These observations indicate Brain atrophy, a putative imaging marker of diffuse DeMyelination and Axonal loss, can occur as early as 18 months after first symptons of RRMS, and is related to the baseline level of disability and to the number of new Gd+ lesions.

Multiple Sclerosis (2000) 6 332 - 337


Quality Of Life During The First 6 Months Of Interferon-ß Treatment In Patients With MS

Arnoldus JH, Killestein J, Pfennings LE, Jelles B, Uitdehaag BM, Polman CH
Mult Scler 2000 Oct;6(5):338-42
Univ Hospital 'Vrije Universiteit', Dept of Neurology, PO Box 7057, 1007 MB, Amsterdam, The Netherlands
PMID# 11064444; UI# 20519928

To determine the quality of life (QoL) of MS patients during the initial 6 months of treatment with Interferon-ß (IFN-ß).

Furthermore, to determine whether changes in QoL relate to disability, emotional state, therapeutic expectations or side effect profile.

IFN-ß has been shown to have beneficial effects on the course of MS.

Since the aim of IFN-ß treatment is not to cure but to slow down the disease it is important to know how this treatment affects QoL.

Surprisingly, the impact of treatment with IFN-ß on QoL measures has not been extensively studied so far.

Case report documentation, including EDSS, SF-36 and MADRAS scores, of 51 Relapsing/Remitting MS patients treated with IFN-ß was obtained at baseline and at months 1, 3 and 6.

Patients also filled in a form about their expectations of therapy and a questionnaire on side effects.

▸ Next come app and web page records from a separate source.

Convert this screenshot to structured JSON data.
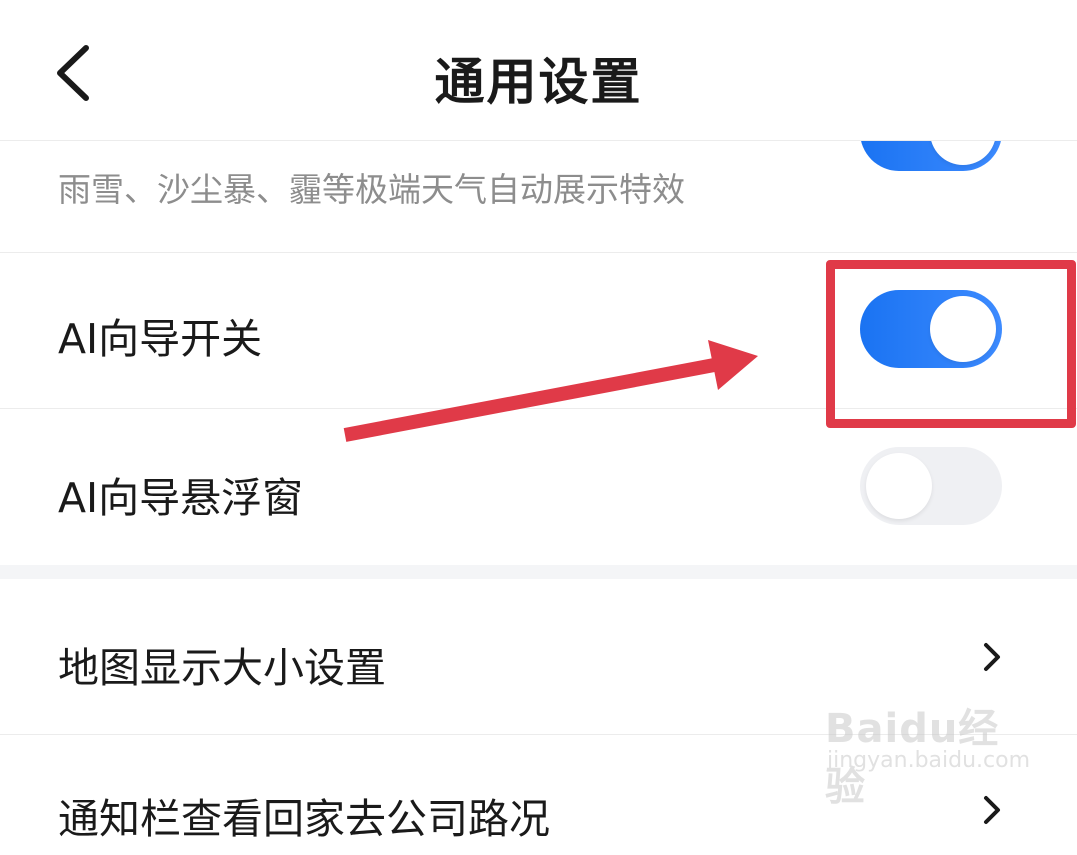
{
  "header": {
    "title": "通用设置",
    "back_icon": "chevron-left-icon"
  },
  "weather_effects": {
    "description": "雨雪、沙尘暴、霾等极端天气自动展示特效",
    "enabled": true
  },
  "ai_guide_switch": {
    "label": "AI向导开关",
    "enabled": true
  },
  "ai_guide_float": {
    "label": "AI向导悬浮窗",
    "enabled": false
  },
  "map_display_size": {
    "label": "地图显示大小设置",
    "icon": "chevron-right-icon"
  },
  "notification_row": {
    "label": "通知栏查看回家去公司路况",
    "icon": "chevron-right-icon"
  },
  "annotation": {
    "color": "#e03a48"
  },
  "toggle_on_color": "#1a73f2",
  "watermark": {
    "brand": "Baidu经验",
    "url": "jingyan.baidu.com"
  }
}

During treatment there was a significant linear trend indicating improvement in the Role-Physical Functioning (RPF) scale of the SF-36 (F1,50=4.9, P=0.032).

A transient decrease at month 1 was found in the scale for bodily pain, indicating more experienced pain (F1,50=19.8, P<0.001).

Subgroup analysis showed that patients with most depressive symptoms on the MADRAS at baseline contributed most to the increase in RPF scores over time (F1,24=5,6 P=0.026).

Furthermore, we found associations between adverse event scores and several domains of QoL.

Our findings suggest that IFN-ß therapy has an impact on QoL of MS patients in that it improves role-physical functioning and transiently worsens experienced bodily pain.

QoL during treatment with IFN-ß is influenced by depressive symptoms at baseline as well as by treatment-associated side-effects.

Multiple Sclerosis (2000) 6 338 - 342

Medical Texts
Anatomy | Immune System | Lymphocytes | Meds
MHC | Movement | Cranial Nerves | Physiology

MS Glossary ThJuland's MSers' Glen - Our CyberHome Page Top The Glen's Gallery: Come & Share Our Stories MS Files MS Abstracts Site Index

ANS | Bladder | Cognition | Fatigue | Fluid | Genetics
Interferons | IVIG | Nitric Oxide | Optic Neuritis | Pain
Physiology | Prions | Prognosis | ReMyelinate | Steroids
Stress | Treatments | TNF | Uric Acid | Viruses

Copyright 1997 - 2011:
Permission is granted to MS Societies and all MSers to utilize information from these pages provided that no financial reward is gained and attribution is given to the author/s.